Al-Ghazali further categorised travellers: those who travel seeking knowledge, the best kind; the Hajis; the immigrants — the Prophet himself was an immigrant; and the refugees, the worst kind.
What is the line between an immigrant and a refugee? Salman Rushdie and VS Naipaul have both written about the uprooting involved in migration. Both have noted that at some level or other, all migrants are really refugees. But for Naipaul, the uprooting is mostly a bad thing. Rushdie is open to the possibility of migration leading to something new. Migrants are works of translation, he writes.
Those of you who have read the Quran probably have done so in translation. Translation then can’t always be bad.
Being a Bangladeshi student in the urban west of the 1990s wasn’t easy.
Leaving home for a strange place — whether from a village in Maheshkhali for Dhaka University, or from Dhaka to foreign cities — is difficult for anyone in their late teens. And at any age, student or otherwise, it is hard to move to a city. Cities, metropoles that are cosmopolitan, dense with information to overload all the senses, and yet a depressing place where you are likely to be all alone amid the teeming multitude. You seek to belong, because you find solace as part of something that is bigger than your mundane existence.
I used to think that there were two clear, fine lines to analyse people’s actions in the context of 1971 — those who fought for Bangladesh, and those who fought against. These clear, fine lines provided markers that, I used to think, allowed for nuance.
Let me illustrate with the examples of two renowned public servants. Both Kamal Siddiqui and MK Alamgir were junior sub-district level officials in mofussil East Pakistan when the war broke out. Siddiqui crossed the border and participated in the war. Clear case. Alamgir, not so straightforward. He did not cross the border or join the Mukti Bahini. He stayed in his job in the East Pakistan civil administration throughout the war.
But did he fight against Bangladesh? Alamgir is a leader of the Awami League, and is accused of all sorts of things, many of which are perfectly valid. But I am yet to be shown any evidence that he fought against Bangladesh.
Like 65 million of his compatriots, Alamgir stayed in the occupied East Pakistan. Maybe he was afraid of guns. Maybe it was because he had a two month old son in March 1971. Whatever the reason, he did not cross the border, but nor did he cross the fight against line.
My two-clear-lines framework allowed for such shades of grey. Or so I thought.
Then I came across the case of Major General Amjad Chowdhury.
Good thing you skipped Salman Khan’s new movie. They made the movie around 14 songs collected over many years. Waste of time!

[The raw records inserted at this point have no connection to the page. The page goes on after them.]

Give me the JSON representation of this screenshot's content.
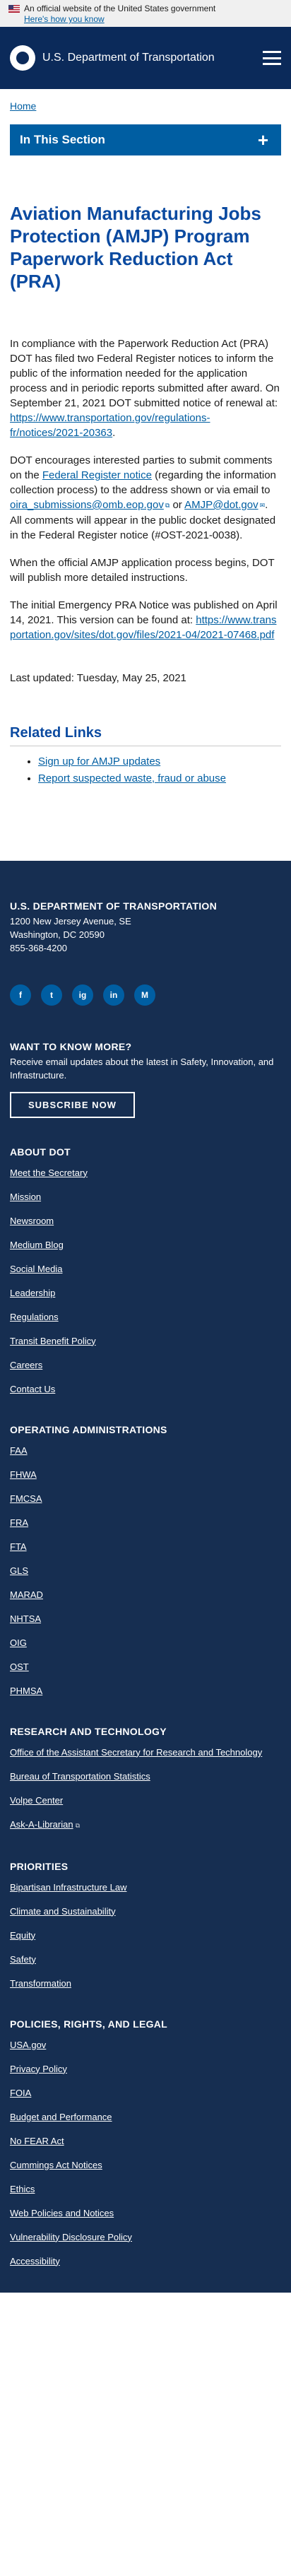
{
  "banner": {
    "official": "An official website of the United States government",
    "how_link": "Here's how you know"
  },
  "header": {
    "site_title": "U.S. Department of Transportation"
  },
  "breadcrumb": {
    "home": "Home"
  },
  "section_nav": {
    "title": "In This Section"
  },
  "page": {
    "title": "Aviation Manufacturing Jobs Protection (AMJP) Program Paperwork Reduction Act (PRA)",
    "p1_text": "In compliance with the Paperwork Reduction Act (PRA) DOT has filed two Federal Register notices to inform the public of the information needed for the application process and in periodic reports submitted after award. On September 21, 2021 DOT submitted notice of renewal at: ",
    "p1_link": "https://www.transportation.gov/regulations-fr/notices/2021-20363",
    "p2_a": "DOT encourages interested parties to submit comments on the ",
    "p2_link1": "Federal Register notice",
    "p2_b": " (regarding the information collection process) to the address shown or via email to ",
    "p2_link2": "oira_submissions@omb.eop.gov",
    "p2_c": " or ",
    "p2_link3": "AMJP@dot.gov",
    "p2_d": ". All comments will appear in the public docket designated in the Federal Register notice (#OST-2021-0038).",
    "p3": "When the official AMJP application process begins, DOT will publish more detailed instructions.",
    "p4_text": "The initial Emergency PRA Notice was published on April 14, 2021. This version can be found at: ",
    "p4_link": "https://www.transportation.gov/sites/dot.gov/files/2021-04/2021-07468.pdf",
    "last_updated": "Last updated: Tuesday, May 25, 2021"
  },
  "related": {
    "title": "Related Links",
    "links": [
      "Sign up for AMJP updates",
      "Report suspected waste, fraud or abuse"
    ]
  },
  "footer": {
    "org": "U.S. DEPARTMENT OF TRANSPORTATION",
    "addr1": "1200 New Jersey Avenue, SE",
    "addr2": "Washington, DC 20590",
    "phone": "855-368-4200",
    "social": [
      "f",
      "t",
      "ig",
      "in",
      "M"
    ],
    "know_title": "WANT TO KNOW MORE?",
    "know_text": "Receive email updates about the latest in Safety, Innovation, and Infrastructure.",
    "subscribe": "SUBSCRIBE NOW",
    "about": {
      "title": "ABOUT DOT",
      "items": [
        "Meet the Secretary",
        "Mission",
        "Newsroom",
        "Medium Blog",
        "Social Media",
        "Leadership",
        "Regulations",
        "Transit Benefit Policy",
        "Careers",
        "Contact Us"
      ]
    },
    "ops": {
      "title": "OPERATING ADMINISTRATIONS",
      "items": [
        "FAA",
        "FHWA",
        "FMCSA",
        "FRA",
        "FTA",
        "GLS",
        "MARAD",
        "NHTSA",
        "OIG",
        "OST",
        "PHMSA"
      ]
    },
    "research": {
      "title": "RESEARCH AND TECHNOLOGY",
      "items": [
        "Office of the Assistant Secretary for Research and Technology",
        "Bureau of Transportation Statistics",
        "Volpe Center",
        "Ask-A-Librarian"
      ]
    },
    "priorities": {
      "title": "PRIORITIES",
      "items": [
        "Bipartisan Infrastructure Law",
        "Climate and Sustainability",
        "Equity",
        "Safety",
        "Transformation"
      ]
    },
    "policies": {
      "title": "POLICIES, RIGHTS, AND LEGAL",
      "items": [
        "USA.gov",
        "Privacy Policy",
        "FOIA",
        "Budget and Performance",
        "No FEAR Act",
        "Cummings Act Notices",
        "Ethics",
        "Web Policies and Notices",
        "Vulnerability Disclosure Policy",
        "Accessibility"
      ]
    }
  }
}
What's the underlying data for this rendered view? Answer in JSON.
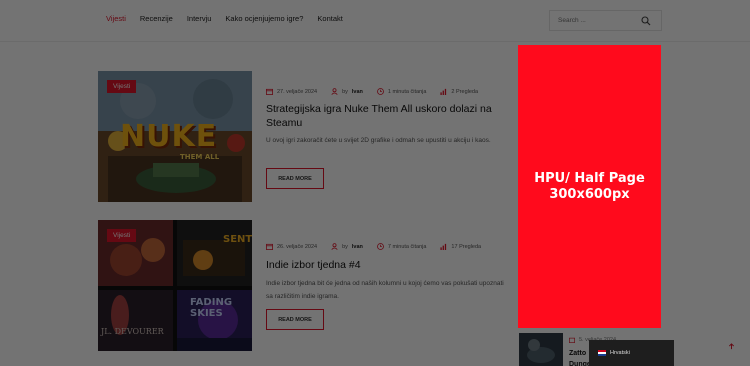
{
  "nav": {
    "items": [
      "Vijesti",
      "Recenzije",
      "Intervju",
      "Kako ocjenjujemo igre?",
      "Kontakt"
    ]
  },
  "search": {
    "placeholder": "Search ..."
  },
  "posts": [
    {
      "category": "Vijesti",
      "date": "27. veljače 2024",
      "by": "by",
      "author": "Ivan",
      "read_time": "1 minuta čitanja",
      "views": "2 Pregleda",
      "title": "Strategijska igra Nuke Them All uskoro dolazi na Steamu",
      "excerpt": "U ovoj igri zakoračit ćete u svijet 2D grafike i odmah se upustiti u akciju i kaos.",
      "button": "READ MORE",
      "thumb_text_1": "NUKE",
      "thumb_text_2": "THEM ALL"
    },
    {
      "category": "Vijesti",
      "date": "26. veljače 2024",
      "by": "by",
      "author": "Ivan",
      "read_time": "7 minuta čitanja",
      "views": "17 Pregleda",
      "title": "Indie izbor tjedna #4",
      "excerpt": "Indie izbor tjedna bit će jedna od naših kolumni u kojoj ćemo vas pokušati upoznati sa različitim indie igrama.",
      "button": "READ MORE",
      "thumb_text_1": "SENT",
      "thumb_text_2": "FADING SKIES",
      "thumb_text_3": "JL. DEVOURER"
    }
  ],
  "ad": {
    "line1": "HPU/ Half Page",
    "line2": "300x600px"
  },
  "sidebar_post": {
    "date": "5. veljače 2024",
    "title": "Zatto Dunge"
  },
  "language": {
    "label": "Hrvatski"
  },
  "colors": {
    "accent": "#e0162b",
    "ad": "#ff0a1c",
    "overlay": "rgba(0,0,0,0.55)"
  }
}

That’s my brother on the recent Bollywood adaptation of The Prisoner of Zenda. The lookalike-as-a-plant has been used as a plot device many times, including those starring Bollywood bigshots. My favourite retelling on pages is the Flashman caper involving the Schleswig-Holstein Question — note to self, must blog about Flashman sometime.
But for the screen, let me recommend the 1961 Bangla adaptation. Adapted to the Indian settings by Sharadindu Bandyopadhyay of Byomkesh fame, the movie contains great visuals of the rugged Central and Western Indian terrain, decade-and-half before Sholay. Uttam Kumar in the title role is solid, but Soumitra Chatterjee as a villain is sublime — an early cut of his performance in Ghare Baire two decades later. Oh, there is also a Bengali nationalist twist in the mix.
The best thing about the movie, however, is its music. Ali Akbar Khan matches the likes of Ennio Morricone. They just don’t do tunes like that any more.